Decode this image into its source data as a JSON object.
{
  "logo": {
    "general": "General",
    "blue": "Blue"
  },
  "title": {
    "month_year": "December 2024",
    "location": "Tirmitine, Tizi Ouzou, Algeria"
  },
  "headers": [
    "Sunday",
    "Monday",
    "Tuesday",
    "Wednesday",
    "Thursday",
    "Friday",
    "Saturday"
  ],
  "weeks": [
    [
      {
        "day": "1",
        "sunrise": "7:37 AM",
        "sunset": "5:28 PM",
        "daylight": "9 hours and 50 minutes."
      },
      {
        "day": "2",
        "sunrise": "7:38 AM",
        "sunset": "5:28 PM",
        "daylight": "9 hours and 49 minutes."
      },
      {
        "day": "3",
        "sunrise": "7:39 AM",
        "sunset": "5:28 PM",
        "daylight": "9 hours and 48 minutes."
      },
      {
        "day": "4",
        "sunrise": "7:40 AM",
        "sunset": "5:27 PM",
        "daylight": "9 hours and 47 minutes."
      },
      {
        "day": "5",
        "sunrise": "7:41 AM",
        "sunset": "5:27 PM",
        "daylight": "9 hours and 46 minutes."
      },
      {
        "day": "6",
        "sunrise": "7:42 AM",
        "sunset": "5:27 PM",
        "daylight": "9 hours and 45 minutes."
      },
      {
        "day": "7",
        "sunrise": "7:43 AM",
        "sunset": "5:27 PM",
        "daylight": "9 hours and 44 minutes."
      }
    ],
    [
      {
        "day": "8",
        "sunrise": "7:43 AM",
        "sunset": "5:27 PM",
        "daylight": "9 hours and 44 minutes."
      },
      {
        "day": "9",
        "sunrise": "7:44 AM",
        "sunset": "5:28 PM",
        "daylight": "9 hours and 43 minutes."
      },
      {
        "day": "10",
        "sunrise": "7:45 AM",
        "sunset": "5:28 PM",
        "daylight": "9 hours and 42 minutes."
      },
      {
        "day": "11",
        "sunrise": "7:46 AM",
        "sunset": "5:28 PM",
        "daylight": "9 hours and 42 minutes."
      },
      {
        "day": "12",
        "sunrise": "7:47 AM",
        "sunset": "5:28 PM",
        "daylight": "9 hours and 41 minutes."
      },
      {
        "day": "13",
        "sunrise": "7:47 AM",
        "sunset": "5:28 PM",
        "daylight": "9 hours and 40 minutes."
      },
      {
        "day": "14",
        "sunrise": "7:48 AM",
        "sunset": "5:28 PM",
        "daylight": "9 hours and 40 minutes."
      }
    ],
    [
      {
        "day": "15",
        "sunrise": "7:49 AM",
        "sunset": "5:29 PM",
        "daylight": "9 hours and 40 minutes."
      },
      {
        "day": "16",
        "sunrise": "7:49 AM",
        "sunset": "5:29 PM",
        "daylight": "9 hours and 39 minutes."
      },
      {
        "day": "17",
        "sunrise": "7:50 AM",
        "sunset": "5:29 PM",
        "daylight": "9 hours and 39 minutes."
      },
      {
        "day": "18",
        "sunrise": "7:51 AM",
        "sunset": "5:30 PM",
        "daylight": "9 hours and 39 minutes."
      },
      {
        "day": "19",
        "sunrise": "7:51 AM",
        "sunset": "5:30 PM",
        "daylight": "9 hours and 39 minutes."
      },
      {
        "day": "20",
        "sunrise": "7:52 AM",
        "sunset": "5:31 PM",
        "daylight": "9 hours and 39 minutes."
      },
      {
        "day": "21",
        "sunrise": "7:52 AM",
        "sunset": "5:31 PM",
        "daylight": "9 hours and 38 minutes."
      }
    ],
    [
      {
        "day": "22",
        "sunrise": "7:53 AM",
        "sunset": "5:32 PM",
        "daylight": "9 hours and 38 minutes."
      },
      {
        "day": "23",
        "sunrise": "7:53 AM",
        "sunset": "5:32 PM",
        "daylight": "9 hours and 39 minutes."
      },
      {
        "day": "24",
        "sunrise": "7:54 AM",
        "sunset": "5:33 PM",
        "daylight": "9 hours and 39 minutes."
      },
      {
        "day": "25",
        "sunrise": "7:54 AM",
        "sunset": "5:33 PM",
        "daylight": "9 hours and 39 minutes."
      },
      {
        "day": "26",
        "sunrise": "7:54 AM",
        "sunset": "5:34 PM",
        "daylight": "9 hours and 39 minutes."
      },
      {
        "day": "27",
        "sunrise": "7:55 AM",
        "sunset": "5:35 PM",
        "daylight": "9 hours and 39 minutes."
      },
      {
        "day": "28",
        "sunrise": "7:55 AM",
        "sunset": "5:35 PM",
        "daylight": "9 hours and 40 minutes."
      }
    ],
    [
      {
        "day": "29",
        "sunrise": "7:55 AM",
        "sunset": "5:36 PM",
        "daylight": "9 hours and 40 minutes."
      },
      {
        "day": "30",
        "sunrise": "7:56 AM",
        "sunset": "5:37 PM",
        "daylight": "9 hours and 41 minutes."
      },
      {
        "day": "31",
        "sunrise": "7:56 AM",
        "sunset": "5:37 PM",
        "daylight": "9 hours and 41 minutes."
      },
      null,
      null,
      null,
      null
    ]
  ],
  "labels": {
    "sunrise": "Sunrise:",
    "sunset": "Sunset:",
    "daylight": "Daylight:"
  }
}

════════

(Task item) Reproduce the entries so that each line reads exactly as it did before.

(Task result)
Decode this image into its source data as a JSON object.
{
  "logo": {
    "general": "General",
    "blue": "Blue"
  },
  "title": {
    "month_year": "December 2024",
    "location": "Tirmitine, Tizi Ouzou, Algeria"
  },
  "headers": [
    "Sunday",
    "Monday",
    "Tuesday",
    "Wednesday",
    "Thursday",
    "Friday",
    "Saturday"
  ],
  "weeks": [
    [
      {
        "day": "1",
        "sunrise": "7:37 AM",
        "sunset": "5:28 PM",
        "daylight": "9 hours and 50 minutes."
      },
      {
        "day": "2",
        "sunrise": "7:38 AM",
        "sunset": "5:28 PM",
        "daylight": "9 hours and 49 minutes."
      },
      {
        "day": "3",
        "sunrise": "7:39 AM",
        "sunset": "5:28 PM",
        "daylight": "9 hours and 48 minutes."
      },
      {
        "day": "4",
        "sunrise": "7:40 AM",
        "sunset": "5:27 PM",
        "daylight": "9 hours and 47 minutes."
      },
      {
        "day": "5",
        "sunrise": "7:41 AM",
        "sunset": "5:27 PM",
        "daylight": "9 hours and 46 minutes."
      },
      {
        "day": "6",
        "sunrise": "7:42 AM",
        "sunset": "5:27 PM",
        "daylight": "9 hours and 45 minutes."
      },
      {
        "day": "7",
        "sunrise": "7:43 AM",
        "sunset": "5:27 PM",
        "daylight": "9 hours and 44 minutes."
      }
    ],
    [
      {
        "day": "8",
        "sunrise": "7:43 AM",
        "sunset": "5:27 PM",
        "daylight": "9 hours and 44 minutes."
      },
      {
        "day": "9",
        "sunrise": "7:44 AM",
        "sunset": "5:28 PM",
        "daylight": "9 hours and 43 minutes."
      },
      {
        "day": "10",
        "sunrise": "7:45 AM",
        "sunset": "5:28 PM",
        "daylight": "9 hours and 42 minutes."
      },
      {
        "day": "11",
        "sunrise": "7:46 AM",
        "sunset": "5:28 PM",
        "daylight": "9 hours and 42 minutes."
      },
      {
        "day": "12",
        "sunrise": "7:47 AM",
        "sunset": "5:28 PM",
        "daylight": "9 hours and 41 minutes."
      },
      {
        "day": "13",
        "sunrise": "7:47 AM",
        "sunset": "5:28 PM",
        "daylight": "9 hours and 40 minutes."
      },
      {
        "day": "14",
        "sunrise": "7:48 AM",
        "sunset": "5:28 PM",
        "daylight": "9 hours and 40 minutes."
      }
    ],
    [
      {
        "day": "15",
        "sunrise": "7:49 AM",
        "sunset": "5:29 PM",
        "daylight": "9 hours and 40 minutes."
      },
      {
        "day": "16",
        "sunrise": "7:49 AM",
        "sunset": "5:29 PM",
        "daylight": "9 hours and 39 minutes."
      },
      {
        "day": "17",
        "sunrise": "7:50 AM",
        "sunset": "5:29 PM",
        "daylight": "9 hours and 39 minutes."
      },
      {
        "day": "18",
        "sunrise": "7:51 AM",
        "sunset": "5:30 PM",
        "daylight": "9 hours and 39 minutes."
      },
      {
        "day": "19",
        "sunrise": "7:51 AM",
        "sunset": "5:30 PM",
        "daylight": "9 hours and 39 minutes."
      },
      {
        "day": "20",
        "sunrise": "7:52 AM",
        "sunset": "5:31 PM",
        "daylight": "9 hours and 39 minutes."
      },
      {
        "day": "21",
        "sunrise": "7:52 AM",
        "sunset": "5:31 PM",
        "daylight": "9 hours and 38 minutes."
      }
    ],
    [
      {
        "day": "22",
        "sunrise": "7:53 AM",
        "sunset": "5:32 PM",
        "daylight": "9 hours and 38 minutes."
      },
      {
        "day": "23",
        "sunrise": "7:53 AM",
        "sunset": "5:32 PM",
        "daylight": "9 hours and 39 minutes."
      },
      {
        "day": "24",
        "sunrise": "7:54 AM",
        "sunset": "5:33 PM",
        "daylight": "9 hours and 39 minutes."
      },
      {
        "day": "25",
        "sunrise": "7:54 AM",
        "sunset": "5:33 PM",
        "daylight": "9 hours and 39 minutes."
      },
      {
        "day": "26",
        "sunrise": "7:54 AM",
        "sunset": "5:34 PM",
        "daylight": "9 hours and 39 minutes."
      },
      {
        "day": "27",
        "sunrise": "7:55 AM",
        "sunset": "5:35 PM",
        "daylight": "9 hours and 39 minutes."
      },
      {
        "day": "28",
        "sunrise": "7:55 AM",
        "sunset": "5:35 PM",
        "daylight": "9 hours and 40 minutes."
      }
    ],
    [
      {
        "day": "29",
        "sunrise": "7:55 AM",
        "sunset": "5:36 PM",
        "daylight": "9 hours and 40 minutes."
      },
      {
        "day": "30",
        "sunrise": "7:56 AM",
        "sunset": "5:37 PM",
        "daylight": "9 hours and 41 minutes."
      },
      {
        "day": "31",
        "sunrise": "7:56 AM",
        "sunset": "5:37 PM",
        "daylight": "9 hours and 41 minutes."
      },
      null,
      null,
      null,
      null
    ]
  ],
  "labels": {
    "sunrise": "Sunrise:",
    "sunset": "Sunset:",
    "daylight": "Daylight:"
  }
}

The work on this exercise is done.